With increasing access to education and higher rates of literacy, African Americans entered a period of literary productivity in the second half of the 19th century. This website helps promote access to many works by female writers from this period. The texts allow readers to reconstruct both the intellectual and the prosaic lives of these socially and politically marginalized participants in America’s past.
The site contains digital versions of 52 books and pamphlets by 37 authors published before 1920. There are many genres of work represented: poetry, short stories, histories, narratives, novels, autobiographies, social criticism, and theology, as well as a few economic and philosophical treatises. The collection includes both the first book of poetry and the first book of essays published by African American authors (Poems on Various Subjects, Religions and Moral by Phillis Wheatley , and Essays by Ann Plato ).
Some of the works, such as Harriet A. Jacobs’s Incidents in the Life of a Slave Girl (1861) currently regarded as the most in-depth and textured pre-Civil War slave narrative written by a black woman in America are now available in inexpensive published forms, but many are much more rare. A large number of the authors were slaves or daughters of slaves, but a few came from more affluent social positions. Getrude Bustill Mosell, for example, was a member of a distinguished African American family, Eloise Bibb was the daughter a customs inspector in New Orleans, and Frances Frank Rollin‘s father was a wealthy lumber merchant.
After Emancipation, a number of these authors managed, remarkably, to produce their writings while working as domestic servants and seamstresses, while others became secondary teachers and university lecturers or worked as abolitionists and religious leaders. The range of voices collected here will allow teachers to point to the commonalities as well as the differences of African American women’s experiences in 19th-century America: What central preoccupations do many of the authors share? Under what circumstances were African American women able to dedicate their lives to occupations other than domestic service? At what points in this time period did their options seem the most and least limited?
The database can be browsed by title, author, or genre and is searchable by keyword. The site, however, provides limited background information about the authors and the era in which they wrote. There is a 600-word introduction on the general aims of the Schomburg Center and the historical background of this particular collection. The site also presents brief (roughly 500-word) biographies for each writer. Instructors will have to look elsewhere for more in-depth contextual information about African American women’s historical experiences. They will find useful information at the Association of Black Women Historians website, and in the works of Darline Clark Hine, including A Shining Thread of Hope: The History of Black Women in America.1
Many of the works contain photographs, but it is not very easy to search for these individually. Viewers may also access hundreds of illustrations through the Digital Schomburg database, Images of African Americans. The collection includes images on Family; Portraits, Women; and Social Life and Customs.

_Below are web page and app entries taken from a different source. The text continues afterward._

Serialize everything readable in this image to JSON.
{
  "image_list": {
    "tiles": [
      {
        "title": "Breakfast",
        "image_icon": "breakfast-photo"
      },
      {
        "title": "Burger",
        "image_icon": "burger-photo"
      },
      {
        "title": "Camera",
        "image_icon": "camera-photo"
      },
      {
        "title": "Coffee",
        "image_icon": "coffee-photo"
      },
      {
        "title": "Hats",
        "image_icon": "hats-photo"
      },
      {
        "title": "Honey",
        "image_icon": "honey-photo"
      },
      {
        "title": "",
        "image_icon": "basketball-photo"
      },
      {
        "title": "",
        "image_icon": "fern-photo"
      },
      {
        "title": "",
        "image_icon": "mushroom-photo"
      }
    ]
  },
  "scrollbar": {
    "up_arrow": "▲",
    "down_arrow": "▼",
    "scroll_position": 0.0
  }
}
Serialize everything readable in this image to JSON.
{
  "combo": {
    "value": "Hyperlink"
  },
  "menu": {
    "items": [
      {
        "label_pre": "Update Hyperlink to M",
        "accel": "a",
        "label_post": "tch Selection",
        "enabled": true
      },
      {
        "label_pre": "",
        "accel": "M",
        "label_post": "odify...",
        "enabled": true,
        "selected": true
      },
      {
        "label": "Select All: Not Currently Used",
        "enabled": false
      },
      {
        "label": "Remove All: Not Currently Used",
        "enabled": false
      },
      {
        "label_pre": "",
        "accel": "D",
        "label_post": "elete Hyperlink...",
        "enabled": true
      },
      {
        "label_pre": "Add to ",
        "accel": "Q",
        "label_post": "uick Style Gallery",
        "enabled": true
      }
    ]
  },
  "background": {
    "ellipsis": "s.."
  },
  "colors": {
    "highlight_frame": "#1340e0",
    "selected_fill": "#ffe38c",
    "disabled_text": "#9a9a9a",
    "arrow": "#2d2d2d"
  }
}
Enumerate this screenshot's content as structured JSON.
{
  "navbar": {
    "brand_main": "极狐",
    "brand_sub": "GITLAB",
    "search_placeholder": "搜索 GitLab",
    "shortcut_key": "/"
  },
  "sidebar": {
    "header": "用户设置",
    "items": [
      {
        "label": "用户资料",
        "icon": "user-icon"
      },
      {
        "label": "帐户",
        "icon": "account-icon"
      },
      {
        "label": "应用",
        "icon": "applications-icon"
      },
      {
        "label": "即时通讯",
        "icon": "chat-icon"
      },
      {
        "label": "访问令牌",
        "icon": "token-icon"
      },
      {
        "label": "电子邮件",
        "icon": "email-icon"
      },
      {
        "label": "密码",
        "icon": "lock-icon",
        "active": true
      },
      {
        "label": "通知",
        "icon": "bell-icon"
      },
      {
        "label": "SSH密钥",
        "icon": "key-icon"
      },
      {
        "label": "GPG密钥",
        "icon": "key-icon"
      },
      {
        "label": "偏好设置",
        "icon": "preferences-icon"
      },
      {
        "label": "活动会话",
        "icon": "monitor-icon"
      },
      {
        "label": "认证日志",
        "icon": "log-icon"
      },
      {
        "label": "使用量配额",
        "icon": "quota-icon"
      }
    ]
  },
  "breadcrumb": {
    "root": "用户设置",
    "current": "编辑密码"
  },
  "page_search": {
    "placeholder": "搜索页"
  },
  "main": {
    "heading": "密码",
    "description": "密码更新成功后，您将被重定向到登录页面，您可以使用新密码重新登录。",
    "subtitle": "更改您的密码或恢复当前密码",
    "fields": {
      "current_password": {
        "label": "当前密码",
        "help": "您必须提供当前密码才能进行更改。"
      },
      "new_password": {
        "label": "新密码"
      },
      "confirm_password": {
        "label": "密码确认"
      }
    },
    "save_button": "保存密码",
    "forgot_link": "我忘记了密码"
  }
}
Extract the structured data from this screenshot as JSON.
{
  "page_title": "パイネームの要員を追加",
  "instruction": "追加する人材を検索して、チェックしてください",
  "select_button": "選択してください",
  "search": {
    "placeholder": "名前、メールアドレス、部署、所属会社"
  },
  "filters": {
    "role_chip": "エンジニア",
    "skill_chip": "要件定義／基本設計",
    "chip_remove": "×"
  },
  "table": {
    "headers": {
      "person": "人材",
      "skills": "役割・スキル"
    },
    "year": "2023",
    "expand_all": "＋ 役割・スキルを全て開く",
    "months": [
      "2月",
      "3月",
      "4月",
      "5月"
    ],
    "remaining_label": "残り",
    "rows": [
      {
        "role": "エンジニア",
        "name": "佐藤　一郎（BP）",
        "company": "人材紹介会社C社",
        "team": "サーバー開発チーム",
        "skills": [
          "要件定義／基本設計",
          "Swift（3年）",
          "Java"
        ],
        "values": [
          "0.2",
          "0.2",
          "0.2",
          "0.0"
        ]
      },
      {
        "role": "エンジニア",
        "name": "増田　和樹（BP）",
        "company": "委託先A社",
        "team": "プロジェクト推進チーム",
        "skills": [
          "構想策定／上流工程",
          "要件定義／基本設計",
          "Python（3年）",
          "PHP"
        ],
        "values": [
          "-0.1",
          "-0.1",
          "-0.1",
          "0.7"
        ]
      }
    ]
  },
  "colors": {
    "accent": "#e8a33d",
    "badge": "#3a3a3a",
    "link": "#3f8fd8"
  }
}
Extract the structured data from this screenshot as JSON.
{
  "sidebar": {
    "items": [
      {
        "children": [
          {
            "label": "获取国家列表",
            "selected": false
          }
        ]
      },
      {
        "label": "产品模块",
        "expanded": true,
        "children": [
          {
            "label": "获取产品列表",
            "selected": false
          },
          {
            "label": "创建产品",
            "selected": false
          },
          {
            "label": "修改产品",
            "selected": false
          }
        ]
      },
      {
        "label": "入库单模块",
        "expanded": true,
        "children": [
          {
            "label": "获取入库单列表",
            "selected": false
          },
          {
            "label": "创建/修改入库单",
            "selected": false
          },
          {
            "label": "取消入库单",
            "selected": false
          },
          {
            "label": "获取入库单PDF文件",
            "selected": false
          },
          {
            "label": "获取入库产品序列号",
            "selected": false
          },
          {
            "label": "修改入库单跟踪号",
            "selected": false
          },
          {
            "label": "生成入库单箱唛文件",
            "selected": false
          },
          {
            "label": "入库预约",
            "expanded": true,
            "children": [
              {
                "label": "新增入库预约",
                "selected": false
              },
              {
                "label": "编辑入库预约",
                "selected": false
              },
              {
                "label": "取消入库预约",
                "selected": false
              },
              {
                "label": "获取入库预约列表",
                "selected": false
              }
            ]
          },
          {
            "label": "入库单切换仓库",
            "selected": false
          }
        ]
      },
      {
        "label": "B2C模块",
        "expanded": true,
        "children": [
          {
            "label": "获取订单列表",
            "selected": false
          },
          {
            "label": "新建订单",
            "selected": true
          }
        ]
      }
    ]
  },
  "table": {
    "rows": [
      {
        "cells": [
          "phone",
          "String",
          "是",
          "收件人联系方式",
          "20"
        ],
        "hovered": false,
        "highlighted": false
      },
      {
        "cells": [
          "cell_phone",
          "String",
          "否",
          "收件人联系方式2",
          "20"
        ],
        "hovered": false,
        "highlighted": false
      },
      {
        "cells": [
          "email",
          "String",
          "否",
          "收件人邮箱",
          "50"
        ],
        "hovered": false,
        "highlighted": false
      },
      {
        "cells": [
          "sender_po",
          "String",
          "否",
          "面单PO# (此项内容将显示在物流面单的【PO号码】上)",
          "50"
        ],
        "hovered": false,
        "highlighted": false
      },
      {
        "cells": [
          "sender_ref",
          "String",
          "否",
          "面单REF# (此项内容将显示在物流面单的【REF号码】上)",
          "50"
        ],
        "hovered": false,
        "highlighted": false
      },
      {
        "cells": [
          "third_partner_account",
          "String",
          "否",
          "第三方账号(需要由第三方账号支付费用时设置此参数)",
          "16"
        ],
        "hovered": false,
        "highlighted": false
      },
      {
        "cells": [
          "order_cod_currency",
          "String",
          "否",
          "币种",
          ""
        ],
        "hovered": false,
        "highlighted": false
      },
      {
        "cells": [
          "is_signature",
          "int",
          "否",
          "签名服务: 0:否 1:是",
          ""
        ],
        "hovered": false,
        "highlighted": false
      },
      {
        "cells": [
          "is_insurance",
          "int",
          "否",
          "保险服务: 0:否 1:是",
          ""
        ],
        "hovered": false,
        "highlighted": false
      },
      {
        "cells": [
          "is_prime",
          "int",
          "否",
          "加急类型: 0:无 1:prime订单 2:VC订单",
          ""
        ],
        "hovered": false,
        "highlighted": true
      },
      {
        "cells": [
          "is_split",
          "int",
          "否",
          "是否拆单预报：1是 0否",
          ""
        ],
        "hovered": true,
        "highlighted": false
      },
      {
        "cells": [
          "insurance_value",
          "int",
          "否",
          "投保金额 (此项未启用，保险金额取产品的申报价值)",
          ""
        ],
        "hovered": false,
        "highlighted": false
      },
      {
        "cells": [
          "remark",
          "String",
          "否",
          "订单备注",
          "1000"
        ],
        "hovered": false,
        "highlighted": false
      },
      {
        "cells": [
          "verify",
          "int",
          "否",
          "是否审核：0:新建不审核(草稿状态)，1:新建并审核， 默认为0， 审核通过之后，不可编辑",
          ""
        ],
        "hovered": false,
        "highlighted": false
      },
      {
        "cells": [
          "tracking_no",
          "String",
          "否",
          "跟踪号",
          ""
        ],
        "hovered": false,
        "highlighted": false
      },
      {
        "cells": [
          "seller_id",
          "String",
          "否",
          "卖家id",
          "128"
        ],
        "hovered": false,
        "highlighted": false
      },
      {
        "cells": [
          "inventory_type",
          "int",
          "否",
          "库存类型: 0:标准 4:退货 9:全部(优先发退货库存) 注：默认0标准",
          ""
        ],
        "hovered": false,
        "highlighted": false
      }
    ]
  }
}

Instructors could use this rich material in a number of ways. Students might examine how the inclusion of African American women’s perspectives alters more standardized narratives of American history. Students could analyze Elizabeth Keckley’s fascinating Behind the scenes, or, Thirty years a slave, and four years in the White House, to examine how this unusual portrait of the domestic life of Abraham Lincoln and Mary Todd transforms their understanding of the Civil War era or the American Presidency.
The texts also offer many possibilities for discovering new insights into the construction of race and racial identities. American perceptions of blacks and blackness are most often presented from the point of view of white authors, but students could use these sources to study how various African American writers described blacks, whites, and racial identity. Amanda Smith, a lay preacher with the African Methodist Episcopal Church, offers one intriguing perspective in her discussion of the relative merits of white and black missionaries in Africa. Students could contrast her views with Frank (Frances) Rollin’s presentation of race in her biography of the physician and abolitionist, Martin Delany (Life and Public Services of Martin R. Delany).
1 Darlene Clark Hine, A Shining Thread of Hope: The History of Black Women in America (New York: Broadway Books, 1998).